Then there’s that other thing. People who put hands and lips on, not out of love or desire, but for some other reason. For power and control. To assert themselves over my body, space and mind. To demonstrate that they are flamboyant, exuberant types. Because they think the culture requires it of them. I am unsure, but these are my best guesses. That contact isn’t meant, and it feels very different.

A while ago, there was someone in my life in the habit of pouncing on me and kissing my cheeks. I don’t kiss unless I mean it and very few people kiss me, and I prefer it that way. I found this habit of cheek kissing unsettling, and I eventually found the confidence to say so. The response was to be told that it meant nothing, and said person kisses everyone. That was actually worse. Not just an invasion into my space, but a misuse of an intimacy. The person in question could not understand what was so unsettling to me, and I have come to realise what an impoverished emotional experience that represents.

Kissing is an intimacy. When you turn it into common currency, you devalue it. Like anything else, if you do it carelessly, meaninglessly, you make it that bit harder to have the depth when it is intended.

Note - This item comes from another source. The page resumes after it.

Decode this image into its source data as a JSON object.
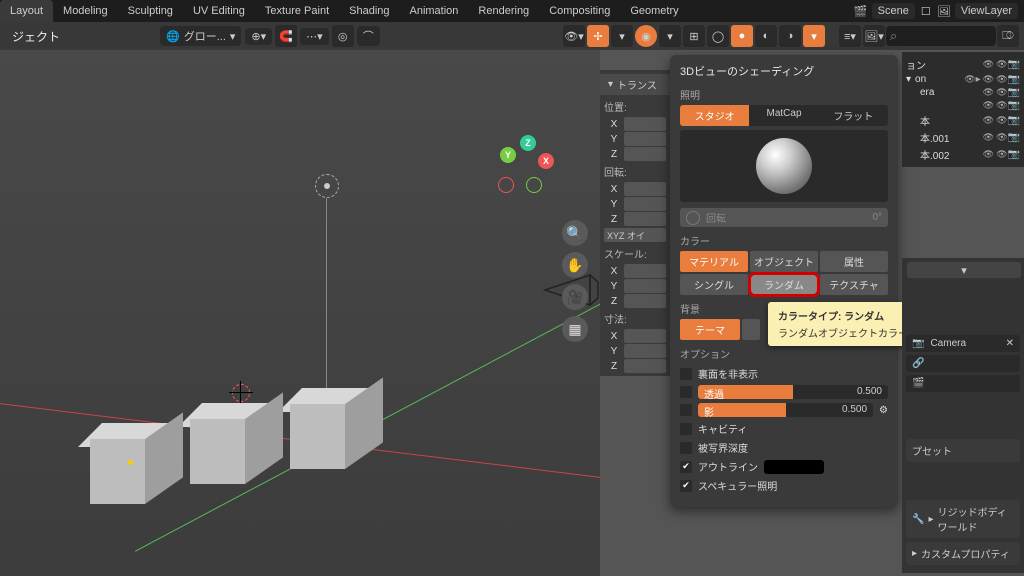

If you say ‘I love’ over the slightest trivia that amuses you, what do you have left when you find your soul-mate?

Boundaries are not just about keeping people out. They are also about what you hold on the inside. The line between intimacy and casual acquaintance holds so much inside of it. Within the boundary, there is trust and openness, emotional honesty, there is meaningful affection. Your body, your kisses, your embraces are far more meaningful gifts if they are only given carefully and deliberately. That which is not given with care tends not to elicit care, either. The better I get at asserting my boundaries, the more able I am to see the treasures that can be kept on the inside of those lines. There is incredible power in deliberate limitation, in the consciousness that goes with choosing a limit. All too often we mistake freedom for being without boundaries, but I think increasingly that freedom is more readily found on the inside of the most carefully drawn lines.